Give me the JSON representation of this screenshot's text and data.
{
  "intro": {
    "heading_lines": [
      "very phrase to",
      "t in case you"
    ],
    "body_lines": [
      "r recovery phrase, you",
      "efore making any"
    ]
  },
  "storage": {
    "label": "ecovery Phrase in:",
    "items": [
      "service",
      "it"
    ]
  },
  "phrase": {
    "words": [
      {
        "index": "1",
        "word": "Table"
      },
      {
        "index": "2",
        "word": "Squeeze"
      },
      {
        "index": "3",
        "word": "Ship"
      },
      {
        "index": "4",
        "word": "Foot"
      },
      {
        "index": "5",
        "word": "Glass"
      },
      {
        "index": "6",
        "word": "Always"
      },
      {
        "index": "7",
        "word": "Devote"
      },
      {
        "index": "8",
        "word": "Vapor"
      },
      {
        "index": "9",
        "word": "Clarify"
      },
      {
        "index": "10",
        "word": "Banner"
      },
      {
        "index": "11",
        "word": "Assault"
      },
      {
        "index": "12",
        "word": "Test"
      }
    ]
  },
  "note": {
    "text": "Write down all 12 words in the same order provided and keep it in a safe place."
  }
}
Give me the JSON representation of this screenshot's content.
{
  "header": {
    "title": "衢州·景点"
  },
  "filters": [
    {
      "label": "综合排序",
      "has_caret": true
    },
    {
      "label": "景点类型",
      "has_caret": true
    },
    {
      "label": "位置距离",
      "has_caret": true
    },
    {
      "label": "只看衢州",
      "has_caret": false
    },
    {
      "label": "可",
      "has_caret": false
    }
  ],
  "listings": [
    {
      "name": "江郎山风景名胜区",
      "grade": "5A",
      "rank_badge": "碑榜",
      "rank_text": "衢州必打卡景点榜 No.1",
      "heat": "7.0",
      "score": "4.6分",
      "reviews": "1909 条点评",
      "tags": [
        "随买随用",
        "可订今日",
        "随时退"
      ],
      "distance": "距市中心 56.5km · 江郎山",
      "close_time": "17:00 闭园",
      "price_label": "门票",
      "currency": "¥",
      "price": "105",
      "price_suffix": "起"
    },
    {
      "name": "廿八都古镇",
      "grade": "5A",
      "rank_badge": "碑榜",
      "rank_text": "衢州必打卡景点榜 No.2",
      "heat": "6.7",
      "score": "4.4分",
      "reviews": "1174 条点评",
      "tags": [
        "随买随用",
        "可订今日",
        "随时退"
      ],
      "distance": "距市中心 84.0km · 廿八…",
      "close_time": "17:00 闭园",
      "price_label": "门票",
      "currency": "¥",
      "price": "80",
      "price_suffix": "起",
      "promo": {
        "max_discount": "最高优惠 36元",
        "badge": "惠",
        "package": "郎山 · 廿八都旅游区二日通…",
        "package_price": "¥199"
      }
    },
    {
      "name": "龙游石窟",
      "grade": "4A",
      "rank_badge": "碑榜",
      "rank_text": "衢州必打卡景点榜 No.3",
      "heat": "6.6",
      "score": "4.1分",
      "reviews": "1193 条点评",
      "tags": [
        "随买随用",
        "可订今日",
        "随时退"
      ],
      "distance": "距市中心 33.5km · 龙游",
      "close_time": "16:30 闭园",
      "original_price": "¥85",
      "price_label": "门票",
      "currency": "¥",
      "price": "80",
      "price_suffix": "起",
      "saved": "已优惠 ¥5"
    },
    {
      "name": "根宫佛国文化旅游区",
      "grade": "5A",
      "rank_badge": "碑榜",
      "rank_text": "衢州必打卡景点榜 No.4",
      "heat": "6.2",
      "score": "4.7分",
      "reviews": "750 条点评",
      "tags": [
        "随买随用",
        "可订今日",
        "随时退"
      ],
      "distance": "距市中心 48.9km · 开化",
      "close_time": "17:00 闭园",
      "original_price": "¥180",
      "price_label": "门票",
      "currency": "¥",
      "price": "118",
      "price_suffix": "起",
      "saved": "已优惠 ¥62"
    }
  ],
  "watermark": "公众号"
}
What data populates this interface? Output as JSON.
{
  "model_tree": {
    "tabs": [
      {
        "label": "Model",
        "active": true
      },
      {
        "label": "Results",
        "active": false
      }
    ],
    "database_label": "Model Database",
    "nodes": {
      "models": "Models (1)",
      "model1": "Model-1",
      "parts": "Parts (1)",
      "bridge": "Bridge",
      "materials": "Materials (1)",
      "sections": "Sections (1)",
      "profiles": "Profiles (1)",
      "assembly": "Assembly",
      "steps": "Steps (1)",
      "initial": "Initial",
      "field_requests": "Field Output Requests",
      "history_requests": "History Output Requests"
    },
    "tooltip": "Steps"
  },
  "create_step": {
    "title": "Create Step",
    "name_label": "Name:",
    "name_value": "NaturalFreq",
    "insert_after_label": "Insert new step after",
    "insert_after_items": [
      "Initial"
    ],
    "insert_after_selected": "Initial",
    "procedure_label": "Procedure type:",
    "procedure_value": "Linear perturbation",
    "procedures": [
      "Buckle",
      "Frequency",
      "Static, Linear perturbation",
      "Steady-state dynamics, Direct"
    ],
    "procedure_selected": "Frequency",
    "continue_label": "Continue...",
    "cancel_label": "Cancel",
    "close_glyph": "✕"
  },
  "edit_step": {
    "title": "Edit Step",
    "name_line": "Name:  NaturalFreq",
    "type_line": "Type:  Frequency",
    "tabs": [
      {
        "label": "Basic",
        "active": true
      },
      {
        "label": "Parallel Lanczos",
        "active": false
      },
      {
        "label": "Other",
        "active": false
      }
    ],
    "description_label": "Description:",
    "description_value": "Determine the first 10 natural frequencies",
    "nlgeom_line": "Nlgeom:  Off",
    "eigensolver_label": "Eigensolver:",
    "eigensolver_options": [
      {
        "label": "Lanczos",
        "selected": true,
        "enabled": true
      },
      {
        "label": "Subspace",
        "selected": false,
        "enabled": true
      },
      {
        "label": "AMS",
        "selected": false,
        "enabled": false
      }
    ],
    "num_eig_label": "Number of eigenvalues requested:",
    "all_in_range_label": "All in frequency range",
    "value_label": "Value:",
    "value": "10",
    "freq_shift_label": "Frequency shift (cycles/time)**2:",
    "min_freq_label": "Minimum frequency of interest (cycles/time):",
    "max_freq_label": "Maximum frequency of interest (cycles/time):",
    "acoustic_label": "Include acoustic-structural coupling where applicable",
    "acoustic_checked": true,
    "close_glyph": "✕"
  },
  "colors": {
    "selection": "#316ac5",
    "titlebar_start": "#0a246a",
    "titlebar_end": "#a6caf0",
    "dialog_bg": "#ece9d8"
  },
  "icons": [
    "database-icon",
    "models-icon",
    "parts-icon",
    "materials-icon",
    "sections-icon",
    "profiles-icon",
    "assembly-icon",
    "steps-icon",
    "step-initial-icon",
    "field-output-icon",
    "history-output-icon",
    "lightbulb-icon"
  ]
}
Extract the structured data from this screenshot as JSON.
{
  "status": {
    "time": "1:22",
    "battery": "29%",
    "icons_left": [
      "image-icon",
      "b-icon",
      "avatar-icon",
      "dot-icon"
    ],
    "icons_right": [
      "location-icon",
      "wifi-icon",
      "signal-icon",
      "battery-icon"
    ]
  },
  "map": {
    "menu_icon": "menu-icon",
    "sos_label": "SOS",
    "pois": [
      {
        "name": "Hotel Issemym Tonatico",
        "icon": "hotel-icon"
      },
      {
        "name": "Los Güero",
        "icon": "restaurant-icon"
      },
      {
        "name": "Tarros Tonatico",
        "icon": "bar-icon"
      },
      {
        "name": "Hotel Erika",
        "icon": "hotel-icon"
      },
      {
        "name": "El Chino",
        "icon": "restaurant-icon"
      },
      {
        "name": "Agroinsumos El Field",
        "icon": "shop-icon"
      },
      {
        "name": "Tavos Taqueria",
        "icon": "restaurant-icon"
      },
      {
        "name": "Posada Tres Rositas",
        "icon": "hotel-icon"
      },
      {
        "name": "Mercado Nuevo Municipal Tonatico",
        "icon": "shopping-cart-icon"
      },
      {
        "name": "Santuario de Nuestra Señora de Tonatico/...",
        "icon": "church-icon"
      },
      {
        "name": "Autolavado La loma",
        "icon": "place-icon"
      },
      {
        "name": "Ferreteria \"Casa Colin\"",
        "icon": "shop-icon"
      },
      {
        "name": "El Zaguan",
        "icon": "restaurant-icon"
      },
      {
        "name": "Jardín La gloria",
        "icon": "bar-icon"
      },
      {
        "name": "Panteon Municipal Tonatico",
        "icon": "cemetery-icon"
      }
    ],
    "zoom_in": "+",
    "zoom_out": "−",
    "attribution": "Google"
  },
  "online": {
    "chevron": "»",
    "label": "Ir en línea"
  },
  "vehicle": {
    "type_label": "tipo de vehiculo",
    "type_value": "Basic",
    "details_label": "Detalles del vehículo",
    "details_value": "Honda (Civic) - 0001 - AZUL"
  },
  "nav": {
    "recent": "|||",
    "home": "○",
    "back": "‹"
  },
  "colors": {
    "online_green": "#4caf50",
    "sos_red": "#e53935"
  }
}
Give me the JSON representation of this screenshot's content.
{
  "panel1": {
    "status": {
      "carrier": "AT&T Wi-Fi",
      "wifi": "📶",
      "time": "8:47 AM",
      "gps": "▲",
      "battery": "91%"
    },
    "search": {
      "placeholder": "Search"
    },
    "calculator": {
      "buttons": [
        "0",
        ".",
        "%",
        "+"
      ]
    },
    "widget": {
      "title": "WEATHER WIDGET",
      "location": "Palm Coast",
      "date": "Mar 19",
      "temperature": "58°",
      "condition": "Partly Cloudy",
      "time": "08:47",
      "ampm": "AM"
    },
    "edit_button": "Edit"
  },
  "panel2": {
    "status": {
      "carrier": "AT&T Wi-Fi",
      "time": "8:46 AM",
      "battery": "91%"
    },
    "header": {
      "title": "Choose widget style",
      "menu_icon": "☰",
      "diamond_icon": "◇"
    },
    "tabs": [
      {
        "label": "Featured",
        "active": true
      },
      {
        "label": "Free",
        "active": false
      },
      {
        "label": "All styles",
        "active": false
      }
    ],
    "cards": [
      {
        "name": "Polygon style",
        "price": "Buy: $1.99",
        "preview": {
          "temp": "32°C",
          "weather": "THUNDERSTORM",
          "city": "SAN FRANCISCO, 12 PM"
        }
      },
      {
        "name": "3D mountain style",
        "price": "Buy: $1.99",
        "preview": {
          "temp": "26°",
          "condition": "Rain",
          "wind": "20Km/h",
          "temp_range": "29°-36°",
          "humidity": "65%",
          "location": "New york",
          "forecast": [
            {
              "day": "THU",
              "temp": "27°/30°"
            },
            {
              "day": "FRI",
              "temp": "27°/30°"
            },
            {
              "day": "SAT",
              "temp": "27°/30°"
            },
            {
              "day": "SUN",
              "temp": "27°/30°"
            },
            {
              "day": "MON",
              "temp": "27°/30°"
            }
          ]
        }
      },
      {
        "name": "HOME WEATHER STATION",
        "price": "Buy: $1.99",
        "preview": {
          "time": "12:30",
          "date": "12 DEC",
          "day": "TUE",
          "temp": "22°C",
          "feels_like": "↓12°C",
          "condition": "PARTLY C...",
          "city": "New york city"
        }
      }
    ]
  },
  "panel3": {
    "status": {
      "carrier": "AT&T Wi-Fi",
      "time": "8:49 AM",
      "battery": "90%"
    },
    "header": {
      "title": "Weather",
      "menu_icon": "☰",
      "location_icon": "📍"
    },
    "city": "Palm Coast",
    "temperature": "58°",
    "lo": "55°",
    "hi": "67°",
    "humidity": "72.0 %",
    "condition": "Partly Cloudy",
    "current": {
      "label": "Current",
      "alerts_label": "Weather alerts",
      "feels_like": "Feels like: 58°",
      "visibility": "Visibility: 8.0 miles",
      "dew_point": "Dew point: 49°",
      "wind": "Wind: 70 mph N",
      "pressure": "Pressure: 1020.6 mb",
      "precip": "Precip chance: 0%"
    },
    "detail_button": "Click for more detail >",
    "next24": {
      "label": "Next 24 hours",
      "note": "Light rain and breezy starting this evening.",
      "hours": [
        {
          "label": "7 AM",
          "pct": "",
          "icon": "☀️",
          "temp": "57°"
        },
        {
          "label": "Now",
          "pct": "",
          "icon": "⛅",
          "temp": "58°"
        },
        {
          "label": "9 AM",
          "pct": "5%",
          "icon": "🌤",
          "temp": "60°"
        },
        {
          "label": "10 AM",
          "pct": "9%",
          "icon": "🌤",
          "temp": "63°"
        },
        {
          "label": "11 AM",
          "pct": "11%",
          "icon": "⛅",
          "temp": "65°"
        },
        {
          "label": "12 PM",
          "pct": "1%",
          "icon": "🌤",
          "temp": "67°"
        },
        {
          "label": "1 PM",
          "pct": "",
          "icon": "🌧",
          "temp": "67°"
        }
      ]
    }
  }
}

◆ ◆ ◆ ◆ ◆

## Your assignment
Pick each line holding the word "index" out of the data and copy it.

## Expected answer
        "index": "1",
        "index": "2",
        "index": "3",
        "index": "4",
        "index": "5",
        "index": "6",
        "index": "7",
        "index": "8",
        "index": "9",
        "index": "10",
        "index": "11",
        "index": "12",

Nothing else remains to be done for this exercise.